Kinsa encourages parents to share children’s symptom data to track illnesses at schools

Kinsa, a digital health company that developed an FDA approved thermometer for smartphones, has added a way to track illnesses and symptoms for schools through a population health component. The goal is to help track and stop the spread of illnesses. Kinsa Groups creates health profiles for schools. It is designed to help parents share […]

Kinsa, a digital health company that developed an FDA approved thermometer for smartphones, has added a way to track illnesses and symptoms for schools through a population health component. The goal is to help track and stop the spread of illnesses.

Kinsa Groups creates health profiles for schools. It is designed to help parents share symptom data about their children anonymously. Parents can share symptom information through the app or their child temperature through the thermometer. They can also use icons symbolizing symptoms such as for chills, diarrhea or a runny nose.

The profiles will show how many children at the school are sick and what symptoms are around the community, such as a sore throat or flu. Given the current concerns over vaccinations, signs of chicken pox or measles are likely to be a high priority for parents.

The information is intended to help parents make choices about when to take their children for a doctor’s visit. Kinsa CEO and founder Inder Singh said that it may eventually share the data with public health groups.

“We may eventually share the aggregated anonymized (no personal information) trends on whether illness is spreading and in which geographies with public health agencies like the CDC and others.”

He added that the new feature also underscores its mission to help communities detect and respond to spreading illness earlier. Referring to its beta tests, Singh said alerts like area children coming down with strep throat prompted parents to go to a doctor faster to get throat cultures.

The interest in sharing data about local outbreaks of illnesses such as flu has led a few health IT companies to develop apps to make it easier to do. HealthMap, an initiative launched at Boston Children’s, is collaborating with companies and groups to monitor illnesses. It’s working with Yelp to track foodborne illnesses. In a pilot with UberHealth, it used Uber cars to help nurses deliver flu vaccines to individuals at work and at home in New York City.
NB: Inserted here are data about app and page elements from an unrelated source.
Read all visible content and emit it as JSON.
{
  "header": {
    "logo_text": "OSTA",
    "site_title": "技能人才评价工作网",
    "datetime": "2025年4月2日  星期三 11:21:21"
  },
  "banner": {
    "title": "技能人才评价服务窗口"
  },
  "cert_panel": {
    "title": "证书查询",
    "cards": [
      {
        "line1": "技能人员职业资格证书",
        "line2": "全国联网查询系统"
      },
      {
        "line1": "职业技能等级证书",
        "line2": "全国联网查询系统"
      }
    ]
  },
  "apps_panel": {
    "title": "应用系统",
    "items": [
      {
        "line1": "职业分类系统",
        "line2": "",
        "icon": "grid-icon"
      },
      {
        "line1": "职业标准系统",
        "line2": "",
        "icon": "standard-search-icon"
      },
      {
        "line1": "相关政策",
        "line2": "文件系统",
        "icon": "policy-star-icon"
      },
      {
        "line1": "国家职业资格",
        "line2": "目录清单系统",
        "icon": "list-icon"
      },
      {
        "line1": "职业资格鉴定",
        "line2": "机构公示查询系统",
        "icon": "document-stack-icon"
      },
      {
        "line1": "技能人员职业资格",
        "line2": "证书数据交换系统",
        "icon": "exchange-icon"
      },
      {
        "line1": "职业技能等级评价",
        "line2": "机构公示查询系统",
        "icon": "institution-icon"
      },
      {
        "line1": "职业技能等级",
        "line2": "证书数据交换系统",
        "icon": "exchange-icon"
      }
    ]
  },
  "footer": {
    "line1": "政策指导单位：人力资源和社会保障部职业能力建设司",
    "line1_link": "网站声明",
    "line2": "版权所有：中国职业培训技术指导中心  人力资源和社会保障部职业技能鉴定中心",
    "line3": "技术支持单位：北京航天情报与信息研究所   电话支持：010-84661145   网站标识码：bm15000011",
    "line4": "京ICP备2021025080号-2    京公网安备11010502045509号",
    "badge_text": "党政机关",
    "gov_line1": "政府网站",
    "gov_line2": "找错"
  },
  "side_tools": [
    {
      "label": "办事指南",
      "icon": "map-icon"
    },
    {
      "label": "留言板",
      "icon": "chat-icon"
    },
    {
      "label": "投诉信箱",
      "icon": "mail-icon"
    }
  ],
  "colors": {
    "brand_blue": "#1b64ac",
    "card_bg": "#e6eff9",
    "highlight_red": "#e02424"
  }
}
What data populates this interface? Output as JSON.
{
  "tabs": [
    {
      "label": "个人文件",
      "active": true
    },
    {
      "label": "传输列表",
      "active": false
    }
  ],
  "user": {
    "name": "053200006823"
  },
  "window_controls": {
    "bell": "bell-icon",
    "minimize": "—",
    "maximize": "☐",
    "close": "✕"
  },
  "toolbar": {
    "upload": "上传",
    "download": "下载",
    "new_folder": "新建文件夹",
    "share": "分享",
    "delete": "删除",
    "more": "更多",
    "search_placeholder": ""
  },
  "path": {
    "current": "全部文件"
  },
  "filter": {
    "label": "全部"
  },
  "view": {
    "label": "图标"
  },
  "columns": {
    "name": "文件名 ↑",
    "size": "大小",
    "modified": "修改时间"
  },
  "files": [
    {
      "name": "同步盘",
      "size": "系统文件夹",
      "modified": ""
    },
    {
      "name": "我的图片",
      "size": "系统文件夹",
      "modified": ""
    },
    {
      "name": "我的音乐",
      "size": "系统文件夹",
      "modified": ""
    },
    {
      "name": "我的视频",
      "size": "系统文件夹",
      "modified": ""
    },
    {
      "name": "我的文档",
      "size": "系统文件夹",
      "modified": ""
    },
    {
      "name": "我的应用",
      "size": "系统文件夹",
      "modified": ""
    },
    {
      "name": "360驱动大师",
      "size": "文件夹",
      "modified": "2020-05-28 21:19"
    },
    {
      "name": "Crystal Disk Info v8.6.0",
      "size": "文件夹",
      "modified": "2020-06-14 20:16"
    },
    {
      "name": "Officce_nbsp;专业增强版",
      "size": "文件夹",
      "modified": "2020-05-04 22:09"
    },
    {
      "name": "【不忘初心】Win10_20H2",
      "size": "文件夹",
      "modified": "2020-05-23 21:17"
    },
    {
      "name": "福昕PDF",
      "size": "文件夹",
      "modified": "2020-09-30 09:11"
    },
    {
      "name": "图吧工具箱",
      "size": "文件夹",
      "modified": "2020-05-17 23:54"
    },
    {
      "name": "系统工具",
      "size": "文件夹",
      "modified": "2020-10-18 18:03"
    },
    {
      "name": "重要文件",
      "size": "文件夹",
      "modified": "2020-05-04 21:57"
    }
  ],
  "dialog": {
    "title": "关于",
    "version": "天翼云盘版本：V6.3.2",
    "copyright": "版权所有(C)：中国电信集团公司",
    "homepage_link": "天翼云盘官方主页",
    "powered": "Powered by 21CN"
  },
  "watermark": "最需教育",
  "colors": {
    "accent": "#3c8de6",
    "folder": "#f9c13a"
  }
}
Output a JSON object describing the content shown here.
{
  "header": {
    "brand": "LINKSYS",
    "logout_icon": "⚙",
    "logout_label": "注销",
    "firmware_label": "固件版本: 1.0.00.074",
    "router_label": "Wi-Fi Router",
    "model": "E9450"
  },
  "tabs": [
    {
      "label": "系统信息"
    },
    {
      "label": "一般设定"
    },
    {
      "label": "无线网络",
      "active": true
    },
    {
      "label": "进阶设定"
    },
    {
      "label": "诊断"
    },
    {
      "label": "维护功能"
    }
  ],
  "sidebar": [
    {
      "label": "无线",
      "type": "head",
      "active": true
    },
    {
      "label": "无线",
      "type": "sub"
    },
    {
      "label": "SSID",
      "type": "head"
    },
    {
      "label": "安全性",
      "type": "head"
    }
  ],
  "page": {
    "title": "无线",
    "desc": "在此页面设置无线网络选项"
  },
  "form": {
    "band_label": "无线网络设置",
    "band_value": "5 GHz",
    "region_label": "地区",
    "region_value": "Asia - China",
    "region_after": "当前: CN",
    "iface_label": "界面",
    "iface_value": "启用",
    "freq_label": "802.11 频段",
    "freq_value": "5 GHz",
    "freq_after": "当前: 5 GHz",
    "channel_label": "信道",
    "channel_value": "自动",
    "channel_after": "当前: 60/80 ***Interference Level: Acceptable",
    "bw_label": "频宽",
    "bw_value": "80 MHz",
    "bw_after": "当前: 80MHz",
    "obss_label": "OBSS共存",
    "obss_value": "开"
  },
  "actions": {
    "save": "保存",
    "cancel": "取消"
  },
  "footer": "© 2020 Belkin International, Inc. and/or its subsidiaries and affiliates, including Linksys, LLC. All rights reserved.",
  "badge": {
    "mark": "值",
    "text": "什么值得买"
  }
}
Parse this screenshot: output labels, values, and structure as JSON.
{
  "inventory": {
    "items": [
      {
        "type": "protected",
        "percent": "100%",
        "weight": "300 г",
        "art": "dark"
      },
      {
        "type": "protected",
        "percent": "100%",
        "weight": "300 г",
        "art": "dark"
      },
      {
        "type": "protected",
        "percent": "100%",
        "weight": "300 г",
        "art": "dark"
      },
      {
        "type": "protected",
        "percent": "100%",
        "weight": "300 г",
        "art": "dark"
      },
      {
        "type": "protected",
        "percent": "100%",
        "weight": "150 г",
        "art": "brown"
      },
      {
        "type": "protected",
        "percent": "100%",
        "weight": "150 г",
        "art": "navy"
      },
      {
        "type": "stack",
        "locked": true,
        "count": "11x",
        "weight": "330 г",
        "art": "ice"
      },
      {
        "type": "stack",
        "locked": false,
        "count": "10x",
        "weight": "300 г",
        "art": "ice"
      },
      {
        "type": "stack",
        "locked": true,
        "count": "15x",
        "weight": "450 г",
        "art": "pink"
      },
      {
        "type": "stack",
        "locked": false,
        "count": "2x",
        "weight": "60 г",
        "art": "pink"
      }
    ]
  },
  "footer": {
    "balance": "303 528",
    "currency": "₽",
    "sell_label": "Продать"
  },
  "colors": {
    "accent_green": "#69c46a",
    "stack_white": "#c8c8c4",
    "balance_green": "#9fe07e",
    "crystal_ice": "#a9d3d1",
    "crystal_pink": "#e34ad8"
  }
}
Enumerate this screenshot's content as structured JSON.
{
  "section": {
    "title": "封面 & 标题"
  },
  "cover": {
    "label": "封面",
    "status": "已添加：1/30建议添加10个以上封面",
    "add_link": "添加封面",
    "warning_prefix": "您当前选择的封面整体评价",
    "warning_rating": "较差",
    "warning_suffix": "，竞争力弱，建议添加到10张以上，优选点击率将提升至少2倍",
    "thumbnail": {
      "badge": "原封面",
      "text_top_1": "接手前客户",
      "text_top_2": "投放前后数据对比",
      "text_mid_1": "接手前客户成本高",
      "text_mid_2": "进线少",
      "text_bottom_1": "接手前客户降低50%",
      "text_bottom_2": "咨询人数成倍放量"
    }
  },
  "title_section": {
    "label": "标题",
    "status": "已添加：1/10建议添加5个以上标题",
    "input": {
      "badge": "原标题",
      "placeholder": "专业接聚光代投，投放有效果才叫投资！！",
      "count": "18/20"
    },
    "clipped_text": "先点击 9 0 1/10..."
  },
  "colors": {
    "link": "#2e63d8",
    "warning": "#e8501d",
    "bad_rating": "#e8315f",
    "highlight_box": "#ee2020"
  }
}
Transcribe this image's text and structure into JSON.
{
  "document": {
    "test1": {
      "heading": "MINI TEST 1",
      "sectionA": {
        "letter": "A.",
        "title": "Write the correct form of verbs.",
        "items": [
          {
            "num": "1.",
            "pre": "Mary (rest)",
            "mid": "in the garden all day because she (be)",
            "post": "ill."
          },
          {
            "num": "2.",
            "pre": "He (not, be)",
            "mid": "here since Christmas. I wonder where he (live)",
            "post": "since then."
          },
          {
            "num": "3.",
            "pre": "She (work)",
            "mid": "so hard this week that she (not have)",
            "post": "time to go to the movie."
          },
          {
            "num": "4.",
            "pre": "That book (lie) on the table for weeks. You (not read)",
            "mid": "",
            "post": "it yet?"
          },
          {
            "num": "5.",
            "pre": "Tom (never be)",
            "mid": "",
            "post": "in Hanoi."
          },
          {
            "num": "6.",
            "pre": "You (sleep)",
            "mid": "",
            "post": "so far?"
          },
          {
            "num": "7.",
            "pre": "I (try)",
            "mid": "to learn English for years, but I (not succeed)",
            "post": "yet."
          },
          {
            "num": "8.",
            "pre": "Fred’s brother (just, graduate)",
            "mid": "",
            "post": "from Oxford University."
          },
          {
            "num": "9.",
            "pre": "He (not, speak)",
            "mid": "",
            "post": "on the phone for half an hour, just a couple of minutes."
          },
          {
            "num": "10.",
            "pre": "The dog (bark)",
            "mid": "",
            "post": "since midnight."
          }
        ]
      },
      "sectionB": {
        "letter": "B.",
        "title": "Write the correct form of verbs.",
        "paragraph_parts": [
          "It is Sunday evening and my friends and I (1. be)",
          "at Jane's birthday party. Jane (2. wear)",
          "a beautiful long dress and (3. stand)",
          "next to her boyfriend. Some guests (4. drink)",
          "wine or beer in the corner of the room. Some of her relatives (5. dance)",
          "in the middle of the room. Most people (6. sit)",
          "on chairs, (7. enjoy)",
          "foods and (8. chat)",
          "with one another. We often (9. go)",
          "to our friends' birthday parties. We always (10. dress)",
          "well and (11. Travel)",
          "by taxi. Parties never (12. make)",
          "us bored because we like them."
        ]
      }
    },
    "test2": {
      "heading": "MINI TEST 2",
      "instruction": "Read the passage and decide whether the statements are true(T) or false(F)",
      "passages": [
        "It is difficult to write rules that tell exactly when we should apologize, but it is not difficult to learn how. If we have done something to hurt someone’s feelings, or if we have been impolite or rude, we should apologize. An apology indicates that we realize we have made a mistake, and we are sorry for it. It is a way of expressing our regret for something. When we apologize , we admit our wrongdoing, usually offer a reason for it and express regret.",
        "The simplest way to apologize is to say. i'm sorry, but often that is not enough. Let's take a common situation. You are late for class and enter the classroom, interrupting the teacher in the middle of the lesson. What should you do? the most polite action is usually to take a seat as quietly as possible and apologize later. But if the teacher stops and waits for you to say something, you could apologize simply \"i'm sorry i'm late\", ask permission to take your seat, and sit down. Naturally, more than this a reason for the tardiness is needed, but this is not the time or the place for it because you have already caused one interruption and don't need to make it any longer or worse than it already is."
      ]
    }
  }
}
It also adopted and updated Google’s Flu Vaccine Finder to help individuals locate places to get an appropriate vaccine near them.